* Work instruction *
Omit the images. Reproduce each line of the records exactly as it appears.

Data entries
• • • •

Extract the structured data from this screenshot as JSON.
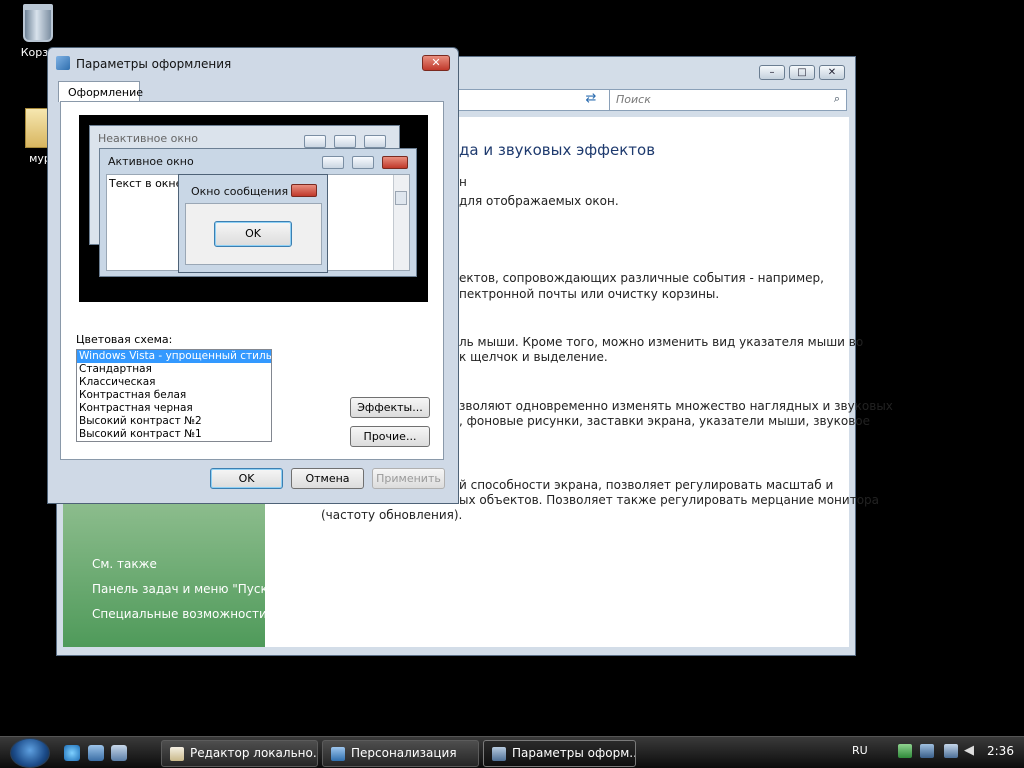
{
  "desktop": {
    "icons": [
      {
        "label": "Корзи"
      },
      {
        "label": "мур"
      }
    ]
  },
  "control_panel": {
    "search_placeholder": "Поиск",
    "heading": "да и звуковых эффектов",
    "lines": [
      "н",
      "для отображаемых окон.",
      "ектов, сопровождающих различные события - например,",
      "пектронной почты или очистку корзины.",
      "ль мыши. Кроме того, можно изменить вид указателя мыши во",
      "к щелчок и выделение.",
      "зволяют одновременно изменять множество наглядных и звуковых",
      ", фоновые рисунки, заставки экрана, указатели мыши, звуковое",
      "й способности экрана, позволяет регулировать масштаб и",
      "ых объектов. Позволяет также регулировать мерцание монитора",
      "(частоту обновления)."
    ],
    "see_also": {
      "title": "См. также",
      "links": [
        "Панель задач и меню \"Пуск\"",
        "Специальные возможности"
      ]
    }
  },
  "dialog": {
    "title": "Параметры оформления",
    "tab": "Оформление",
    "preview": {
      "inactive_window": "Неактивное окно",
      "active_window": "Активное окно",
      "window_text": "Текст в окне",
      "message_box": "Окно сообщения",
      "ok": "OK"
    },
    "color_scheme_label": "Цветовая схема:",
    "color_schemes": [
      "Windows Vista - упрощенный стиль",
      "Стандартная",
      "Классическая",
      "Контрастная белая",
      "Контрастная черная",
      "Высокий контраст №2",
      "Высокий контраст №1"
    ],
    "selected_scheme": "Windows Vista - упрощенный стиль",
    "effects_button": "Эффекты...",
    "advanced_button": "Прочие...",
    "ok_button": "OK",
    "cancel_button": "Отмена",
    "apply_button": "Применить"
  },
  "taskbar": {
    "tasks": [
      {
        "label": "Редактор локально..."
      },
      {
        "label": "Персонализация"
      },
      {
        "label": "Параметры оформ..."
      }
    ],
    "language": "RU",
    "clock": "2:36"
  }
}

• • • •

* Task answer *
Extract the structured data from this screenshot as JSON.
{
  "desktop": {
    "icons": [
      {
        "label": "Корзи"
      },
      {
        "label": "мур"
      }
    ]
  },
  "control_panel": {
    "search_placeholder": "Поиск",
    "heading": "да и звуковых эффектов",
    "lines": [
      "н",
      "для отображаемых окон.",
      "ектов, сопровождающих различные события - например,",
      "пектронной почты или очистку корзины.",
      "ль мыши. Кроме того, можно изменить вид указателя мыши во",
      "к щелчок и выделение.",
      "зволяют одновременно изменять множество наглядных и звуковых",
      ", фоновые рисунки, заставки экрана, указатели мыши, звуковое",
      "й способности экрана, позволяет регулировать масштаб и",
      "ых объектов. Позволяет также регулировать мерцание монитора",
      "(частоту обновления)."
    ],
    "see_also": {
      "title": "См. также",
      "links": [
        "Панель задач и меню \"Пуск\"",
        "Специальные возможности"
      ]
    }
  },
  "dialog": {
    "title": "Параметры оформления",
    "tab": "Оформление",
    "preview": {
      "inactive_window": "Неактивное окно",
      "active_window": "Активное окно",
      "window_text": "Текст в окне",
      "message_box": "Окно сообщения",
      "ok": "OK"
    },
    "color_scheme_label": "Цветовая схема:",
    "color_schemes": [
      "Windows Vista - упрощенный стиль",
      "Стандартная",
      "Классическая",
      "Контрастная белая",
      "Контрастная черная",
      "Высокий контраст №2",
      "Высокий контраст №1"
    ],
    "selected_scheme": "Windows Vista - упрощенный стиль",
    "effects_button": "Эффекты...",
    "advanced_button": "Прочие...",
    "ok_button": "OK",
    "cancel_button": "Отмена",
    "apply_button": "Применить"
  },
  "taskbar": {
    "tasks": [
      {
        "label": "Редактор локально..."
      },
      {
        "label": "Персонализация"
      },
      {
        "label": "Параметры оформ..."
      }
    ],
    "language": "RU",
    "clock": "2:36"
  }
}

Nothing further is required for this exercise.